### EXERCISE AIM
From the first line to the last, repeat the records exactly and skip the pictures.

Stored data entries
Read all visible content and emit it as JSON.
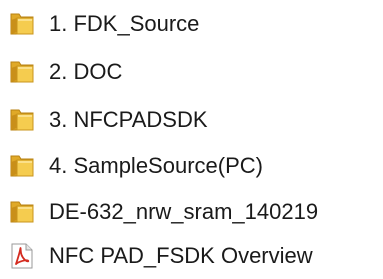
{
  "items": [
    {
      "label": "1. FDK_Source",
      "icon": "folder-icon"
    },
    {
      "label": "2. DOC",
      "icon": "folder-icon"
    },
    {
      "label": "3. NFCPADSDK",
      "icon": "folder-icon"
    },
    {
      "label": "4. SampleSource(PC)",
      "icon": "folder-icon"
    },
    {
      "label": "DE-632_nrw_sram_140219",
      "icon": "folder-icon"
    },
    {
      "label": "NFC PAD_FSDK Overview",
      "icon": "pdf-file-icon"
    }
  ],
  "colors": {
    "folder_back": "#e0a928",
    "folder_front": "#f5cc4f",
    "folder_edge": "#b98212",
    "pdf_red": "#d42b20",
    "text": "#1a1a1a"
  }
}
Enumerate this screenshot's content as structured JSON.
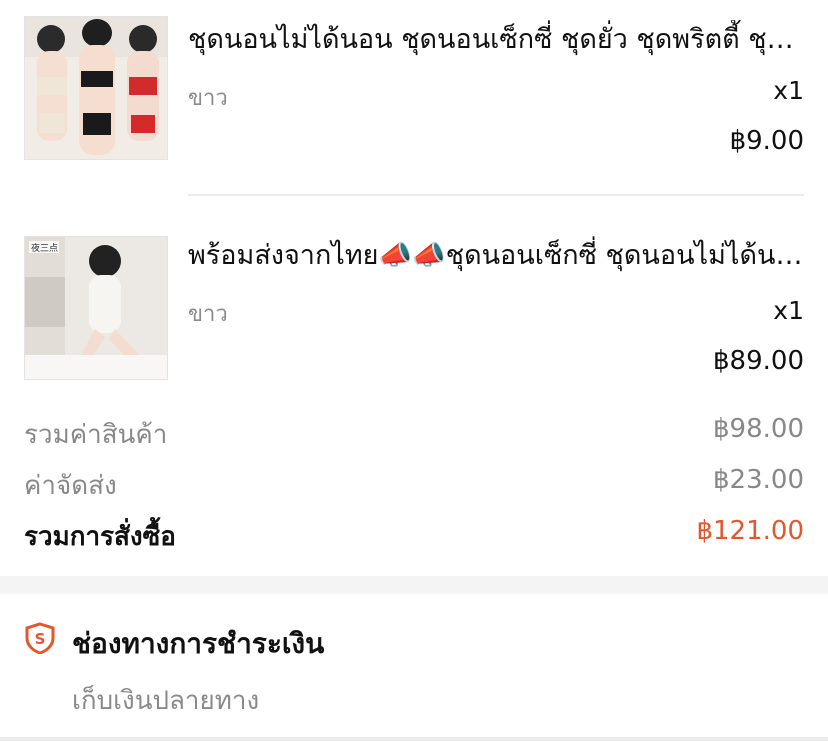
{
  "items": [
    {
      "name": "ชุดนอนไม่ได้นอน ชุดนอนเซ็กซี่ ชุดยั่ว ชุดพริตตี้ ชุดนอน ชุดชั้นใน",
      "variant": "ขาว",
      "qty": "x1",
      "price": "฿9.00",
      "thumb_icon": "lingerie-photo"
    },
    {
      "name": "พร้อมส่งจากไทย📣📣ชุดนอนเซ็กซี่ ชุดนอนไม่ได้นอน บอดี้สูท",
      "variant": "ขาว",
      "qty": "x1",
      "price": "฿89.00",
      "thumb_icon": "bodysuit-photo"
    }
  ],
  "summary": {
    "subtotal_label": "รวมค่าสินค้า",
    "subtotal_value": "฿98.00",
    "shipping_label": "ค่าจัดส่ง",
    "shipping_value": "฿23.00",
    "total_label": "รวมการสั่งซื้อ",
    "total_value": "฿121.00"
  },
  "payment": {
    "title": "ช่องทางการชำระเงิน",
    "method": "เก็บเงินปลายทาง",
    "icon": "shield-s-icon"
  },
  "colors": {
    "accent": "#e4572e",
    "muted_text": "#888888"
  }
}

### RESPONSE FOR THIS EXERCISE
Read all visible content and emit it as JSON.
{
  "items": [
    {
      "label": "1. FDK_Source",
      "icon": "folder-icon"
    },
    {
      "label": "2. DOC",
      "icon": "folder-icon"
    },
    {
      "label": "3. NFCPADSDK",
      "icon": "folder-icon"
    },
    {
      "label": "4. SampleSource(PC)",
      "icon": "folder-icon"
    },
    {
      "label": "DE-632_nrw_sram_140219",
      "icon": "folder-icon"
    },
    {
      "label": "NFC PAD_FSDK Overview",
      "icon": "pdf-file-icon"
    }
  ],
  "colors": {
    "folder_back": "#e0a928",
    "folder_front": "#f5cc4f",
    "folder_edge": "#b98212",
    "pdf_red": "#d42b20",
    "text": "#1a1a1a"
  }
}
Enumerate this screenshot's content as structured JSON.
{
  "items": [
    {
      "name": "ชุดนอนไม่ได้นอน ชุดนอนเซ็กซี่ ชุดยั่ว ชุดพริตตี้ ชุดนอน ชุดชั้นใน",
      "variant": "ขาว",
      "qty": "x1",
      "price": "฿9.00",
      "thumb_icon": "lingerie-photo"
    },
    {
      "name": "พร้อมส่งจากไทย📣📣ชุดนอนเซ็กซี่ ชุดนอนไม่ได้นอน บอดี้สูท",
      "variant": "ขาว",
      "qty": "x1",
      "price": "฿89.00",
      "thumb_icon": "bodysuit-photo"
    }
  ],
  "summary": {
    "subtotal_label": "รวมค่าสินค้า",
    "subtotal_value": "฿98.00",
    "shipping_label": "ค่าจัดส่ง",
    "shipping_value": "฿23.00",
    "total_label": "รวมการสั่งซื้อ",
    "total_value": "฿121.00"
  },
  "payment": {
    "title": "ช่องทางการชำระเงิน",
    "method": "เก็บเงินปลายทาง",
    "icon": "shield-s-icon"
  },
  "colors": {
    "accent": "#e4572e",
    "muted_text": "#888888"
  }
}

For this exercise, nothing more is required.